Yousef. N Mr. Thomas ENG4U1 March, 25, 2013 A Women’s life, from a Feminist Approach, “The Painted Door” In the story by Sinclair Ross “The Painted Door” the main character, Anne, represents a weak, unhappy, selfish and insecure woman who is not pleased with her husband’s life choices. Employing the Feminist approach to “The Painted Door” reveals striking aspects that would otherwise be imperceptible. In society, often times a woman is shown as a person who is incapable of being alone; she will always need someone with her too keep her satisfied. Firstly, one can see this when it shows how Anne feels about being alone and what she does to make sure she is not alone for the night.
As she refuses to talk to anybody, the child created her own imaginary world being unwilling to look at the reality: “Why couldn't he understand that if he kept quiet, if all of them kept quiet, her parents would hear her and come to take her home?” (47). Through the story, her illusion state changes and tend to become a realistic one. Step by step she has no choice but to find in herself enough courage to accept and to surpass the situation. Nandana can be considered a hero because, as it painful, she finally accepts and begins to talk. Secondly, there's Nirmala, Nandana's grandmother, who was binged back to reality.
In “Little Women: Alcott’s Civil War” (1979), Judith Fetterly argues that the four sisters of Alcott’s Little Women (1868) are denied their dreams because “Little women marry, however, not only because they lack economic options, but because they lack emotional options as well.
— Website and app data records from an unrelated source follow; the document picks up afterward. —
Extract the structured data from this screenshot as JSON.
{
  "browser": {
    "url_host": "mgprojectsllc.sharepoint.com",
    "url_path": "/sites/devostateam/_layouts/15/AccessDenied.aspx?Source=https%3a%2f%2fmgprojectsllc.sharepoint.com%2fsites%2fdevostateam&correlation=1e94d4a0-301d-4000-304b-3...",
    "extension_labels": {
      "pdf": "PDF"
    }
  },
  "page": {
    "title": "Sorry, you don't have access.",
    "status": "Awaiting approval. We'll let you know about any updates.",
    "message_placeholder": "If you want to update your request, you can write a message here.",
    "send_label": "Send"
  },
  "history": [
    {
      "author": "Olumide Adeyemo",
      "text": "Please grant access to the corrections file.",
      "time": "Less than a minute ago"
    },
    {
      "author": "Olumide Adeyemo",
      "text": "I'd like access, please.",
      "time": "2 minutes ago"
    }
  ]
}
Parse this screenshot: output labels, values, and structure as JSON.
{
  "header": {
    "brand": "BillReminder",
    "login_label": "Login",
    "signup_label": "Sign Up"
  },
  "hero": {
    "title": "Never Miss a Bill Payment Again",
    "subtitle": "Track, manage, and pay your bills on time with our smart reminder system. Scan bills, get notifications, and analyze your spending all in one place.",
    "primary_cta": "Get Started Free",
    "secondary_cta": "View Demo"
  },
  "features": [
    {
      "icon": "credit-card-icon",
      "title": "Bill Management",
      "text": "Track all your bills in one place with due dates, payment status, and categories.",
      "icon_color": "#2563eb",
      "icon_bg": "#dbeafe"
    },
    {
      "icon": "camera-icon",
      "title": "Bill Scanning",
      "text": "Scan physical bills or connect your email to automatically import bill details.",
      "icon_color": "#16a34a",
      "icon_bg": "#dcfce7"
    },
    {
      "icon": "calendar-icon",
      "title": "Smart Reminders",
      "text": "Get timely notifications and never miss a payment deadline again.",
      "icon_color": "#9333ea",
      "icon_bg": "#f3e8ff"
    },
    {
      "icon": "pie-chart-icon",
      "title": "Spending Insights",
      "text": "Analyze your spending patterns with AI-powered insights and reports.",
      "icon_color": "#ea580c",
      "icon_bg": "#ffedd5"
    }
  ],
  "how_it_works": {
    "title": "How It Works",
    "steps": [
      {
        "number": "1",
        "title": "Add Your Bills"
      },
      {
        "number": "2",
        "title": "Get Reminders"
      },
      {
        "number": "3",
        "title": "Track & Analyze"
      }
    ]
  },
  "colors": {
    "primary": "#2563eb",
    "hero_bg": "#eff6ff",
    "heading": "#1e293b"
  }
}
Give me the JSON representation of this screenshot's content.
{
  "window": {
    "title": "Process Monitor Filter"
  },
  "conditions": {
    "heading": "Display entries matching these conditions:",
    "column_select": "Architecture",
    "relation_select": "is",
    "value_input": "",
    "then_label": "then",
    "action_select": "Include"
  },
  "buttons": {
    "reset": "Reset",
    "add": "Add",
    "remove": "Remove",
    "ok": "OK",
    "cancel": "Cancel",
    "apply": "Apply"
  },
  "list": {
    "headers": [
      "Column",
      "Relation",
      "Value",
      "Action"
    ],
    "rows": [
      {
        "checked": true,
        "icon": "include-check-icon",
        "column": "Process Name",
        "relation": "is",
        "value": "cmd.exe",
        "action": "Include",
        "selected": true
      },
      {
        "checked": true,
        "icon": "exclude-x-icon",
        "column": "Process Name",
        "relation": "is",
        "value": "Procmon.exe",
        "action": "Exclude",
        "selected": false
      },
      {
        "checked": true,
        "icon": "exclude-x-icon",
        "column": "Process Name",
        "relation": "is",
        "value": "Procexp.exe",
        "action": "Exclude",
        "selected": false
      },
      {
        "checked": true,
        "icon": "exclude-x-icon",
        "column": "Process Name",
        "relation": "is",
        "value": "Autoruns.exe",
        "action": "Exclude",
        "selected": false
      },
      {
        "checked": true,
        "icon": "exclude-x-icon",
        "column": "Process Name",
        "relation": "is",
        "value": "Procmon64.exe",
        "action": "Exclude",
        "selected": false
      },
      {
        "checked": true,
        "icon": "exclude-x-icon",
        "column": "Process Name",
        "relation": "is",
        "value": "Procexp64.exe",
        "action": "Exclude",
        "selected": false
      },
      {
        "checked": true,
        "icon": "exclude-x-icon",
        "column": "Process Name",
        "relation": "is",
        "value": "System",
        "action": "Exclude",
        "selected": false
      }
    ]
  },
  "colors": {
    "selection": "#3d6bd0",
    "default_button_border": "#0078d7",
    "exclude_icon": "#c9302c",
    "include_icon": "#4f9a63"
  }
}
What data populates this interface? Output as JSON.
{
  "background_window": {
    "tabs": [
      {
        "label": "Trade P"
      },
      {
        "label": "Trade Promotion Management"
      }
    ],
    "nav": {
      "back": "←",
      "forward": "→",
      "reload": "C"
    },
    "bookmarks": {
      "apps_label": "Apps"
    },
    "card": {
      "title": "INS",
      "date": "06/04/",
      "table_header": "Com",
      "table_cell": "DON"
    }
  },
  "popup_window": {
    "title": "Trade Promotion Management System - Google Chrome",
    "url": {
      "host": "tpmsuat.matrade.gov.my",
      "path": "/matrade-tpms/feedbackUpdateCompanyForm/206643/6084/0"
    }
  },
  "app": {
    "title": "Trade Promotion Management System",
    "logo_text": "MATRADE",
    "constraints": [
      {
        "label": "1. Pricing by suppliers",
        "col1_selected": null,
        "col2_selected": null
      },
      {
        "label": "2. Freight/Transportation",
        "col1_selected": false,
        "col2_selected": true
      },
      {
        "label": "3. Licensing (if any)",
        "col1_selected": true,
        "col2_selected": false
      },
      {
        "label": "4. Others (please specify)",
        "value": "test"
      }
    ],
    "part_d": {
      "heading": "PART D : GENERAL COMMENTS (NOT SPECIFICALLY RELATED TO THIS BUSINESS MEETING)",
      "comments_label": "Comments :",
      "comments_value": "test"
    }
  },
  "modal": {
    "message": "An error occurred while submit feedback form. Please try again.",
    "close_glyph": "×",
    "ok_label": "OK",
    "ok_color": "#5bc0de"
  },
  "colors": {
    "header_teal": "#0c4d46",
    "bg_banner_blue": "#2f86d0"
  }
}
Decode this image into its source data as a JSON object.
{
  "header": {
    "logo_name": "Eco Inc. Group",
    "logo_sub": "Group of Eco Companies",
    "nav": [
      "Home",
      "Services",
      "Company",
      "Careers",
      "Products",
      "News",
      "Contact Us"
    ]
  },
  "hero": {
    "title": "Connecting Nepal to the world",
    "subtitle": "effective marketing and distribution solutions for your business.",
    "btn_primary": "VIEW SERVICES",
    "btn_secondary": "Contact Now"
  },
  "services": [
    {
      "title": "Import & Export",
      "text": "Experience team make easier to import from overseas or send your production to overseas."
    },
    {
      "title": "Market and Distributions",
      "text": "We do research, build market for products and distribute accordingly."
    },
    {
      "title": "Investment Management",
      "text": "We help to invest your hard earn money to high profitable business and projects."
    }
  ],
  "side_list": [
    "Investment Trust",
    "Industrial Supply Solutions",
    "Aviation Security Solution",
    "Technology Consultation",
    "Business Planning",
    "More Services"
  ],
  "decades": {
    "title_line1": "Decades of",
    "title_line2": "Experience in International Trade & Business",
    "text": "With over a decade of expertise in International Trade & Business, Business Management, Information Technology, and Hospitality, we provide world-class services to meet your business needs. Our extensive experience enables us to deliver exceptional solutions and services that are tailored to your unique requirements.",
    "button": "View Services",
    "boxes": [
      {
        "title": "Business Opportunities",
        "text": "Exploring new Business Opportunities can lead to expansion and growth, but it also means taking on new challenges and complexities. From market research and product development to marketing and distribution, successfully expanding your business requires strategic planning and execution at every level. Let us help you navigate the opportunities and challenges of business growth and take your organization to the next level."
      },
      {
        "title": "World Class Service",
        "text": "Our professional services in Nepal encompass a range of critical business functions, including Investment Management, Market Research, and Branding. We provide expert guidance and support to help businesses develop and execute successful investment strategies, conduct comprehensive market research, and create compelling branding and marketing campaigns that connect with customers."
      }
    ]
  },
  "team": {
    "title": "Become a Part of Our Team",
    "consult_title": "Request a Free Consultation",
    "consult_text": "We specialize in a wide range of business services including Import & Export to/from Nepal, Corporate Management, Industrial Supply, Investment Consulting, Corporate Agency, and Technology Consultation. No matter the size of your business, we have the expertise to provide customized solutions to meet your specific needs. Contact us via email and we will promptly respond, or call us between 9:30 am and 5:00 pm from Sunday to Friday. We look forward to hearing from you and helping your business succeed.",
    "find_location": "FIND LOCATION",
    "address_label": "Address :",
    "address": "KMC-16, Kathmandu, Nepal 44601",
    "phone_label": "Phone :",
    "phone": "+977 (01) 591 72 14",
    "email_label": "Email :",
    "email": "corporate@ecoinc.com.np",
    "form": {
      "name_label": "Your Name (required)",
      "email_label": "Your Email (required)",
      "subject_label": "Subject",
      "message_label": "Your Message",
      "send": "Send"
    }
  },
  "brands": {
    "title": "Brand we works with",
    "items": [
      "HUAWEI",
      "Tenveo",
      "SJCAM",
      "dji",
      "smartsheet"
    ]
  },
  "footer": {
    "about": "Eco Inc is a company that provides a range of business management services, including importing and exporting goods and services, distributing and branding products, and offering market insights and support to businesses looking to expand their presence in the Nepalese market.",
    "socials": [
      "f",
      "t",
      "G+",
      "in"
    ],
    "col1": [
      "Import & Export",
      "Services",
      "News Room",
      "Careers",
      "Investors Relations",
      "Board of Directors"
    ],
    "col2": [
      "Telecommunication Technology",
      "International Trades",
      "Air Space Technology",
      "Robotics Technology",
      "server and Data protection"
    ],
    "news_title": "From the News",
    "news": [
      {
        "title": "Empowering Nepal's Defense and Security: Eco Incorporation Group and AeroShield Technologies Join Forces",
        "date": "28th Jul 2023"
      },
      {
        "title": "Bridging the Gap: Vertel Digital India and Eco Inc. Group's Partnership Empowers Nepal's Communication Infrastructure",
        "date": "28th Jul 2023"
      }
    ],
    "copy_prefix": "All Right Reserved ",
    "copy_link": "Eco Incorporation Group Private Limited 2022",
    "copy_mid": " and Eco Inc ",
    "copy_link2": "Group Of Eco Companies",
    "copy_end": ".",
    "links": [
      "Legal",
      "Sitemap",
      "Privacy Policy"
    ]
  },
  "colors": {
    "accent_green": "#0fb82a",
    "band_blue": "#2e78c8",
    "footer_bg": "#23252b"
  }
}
Old maidhood obliterates little womanhood and the fear of being an old maid is a motivating force in becoming a little woman” (377). I conclude that these strong women chose their life outcomes due to their own maturation. Maturation is realizing things we wanted before aren’t always what we will want in the end, a trait Meg exhibits when she comes to realization about loving Mr. Brooke. Meg’s dream was to be rich so that she would not have to work, with “a lovely house, full of all sorts of luxurious things; nice food, pretty clothes, handsome furniture, pleasant people, and heaps on money”(140).
Being always ready to help she is obliged to forget about her own wealth. Helping is her paramount destination. Sometimes girls feel as if they are alone in this world and they can do nothing with the pressure of gender stereotypes, as soon as all their actions will be considered as inapplicable for the standards of society. A girl should stop for a moment and think of what she can undertake in order to reverse the situation. There are three effective ways of avoiding having culture’s gender stereotypes derail girls’ dreams: a search for the supporters, a careful explanation, and an attempt to go through the personal experience.
As a result, Eveline is torn between her conflicting desires—her desire to pursue happiness and desire to stay loyal to her family. Eventually, she decides to go with Frank. However, due to Eveline’s fears of the unknown and the societal expectations of women at that time, Eveline is unable to let go of her past and embark upon a new